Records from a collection
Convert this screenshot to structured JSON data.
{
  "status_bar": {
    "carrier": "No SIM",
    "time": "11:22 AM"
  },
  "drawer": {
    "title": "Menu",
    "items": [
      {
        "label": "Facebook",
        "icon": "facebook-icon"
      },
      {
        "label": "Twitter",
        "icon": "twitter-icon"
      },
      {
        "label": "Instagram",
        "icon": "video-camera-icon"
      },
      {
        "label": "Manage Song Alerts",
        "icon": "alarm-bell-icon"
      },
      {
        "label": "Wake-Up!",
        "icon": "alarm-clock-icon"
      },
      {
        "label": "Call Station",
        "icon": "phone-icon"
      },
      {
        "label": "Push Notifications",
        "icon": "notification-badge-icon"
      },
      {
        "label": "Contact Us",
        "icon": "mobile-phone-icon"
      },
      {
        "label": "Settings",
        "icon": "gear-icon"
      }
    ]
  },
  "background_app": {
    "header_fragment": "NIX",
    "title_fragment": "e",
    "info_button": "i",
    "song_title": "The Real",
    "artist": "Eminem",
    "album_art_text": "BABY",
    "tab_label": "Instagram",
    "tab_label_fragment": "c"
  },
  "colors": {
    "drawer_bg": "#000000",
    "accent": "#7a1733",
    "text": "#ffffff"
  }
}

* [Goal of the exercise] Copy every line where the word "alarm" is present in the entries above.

* [Task answer]
        "icon": "alarm-bell-icon"
        "icon": "alarm-clock-icon"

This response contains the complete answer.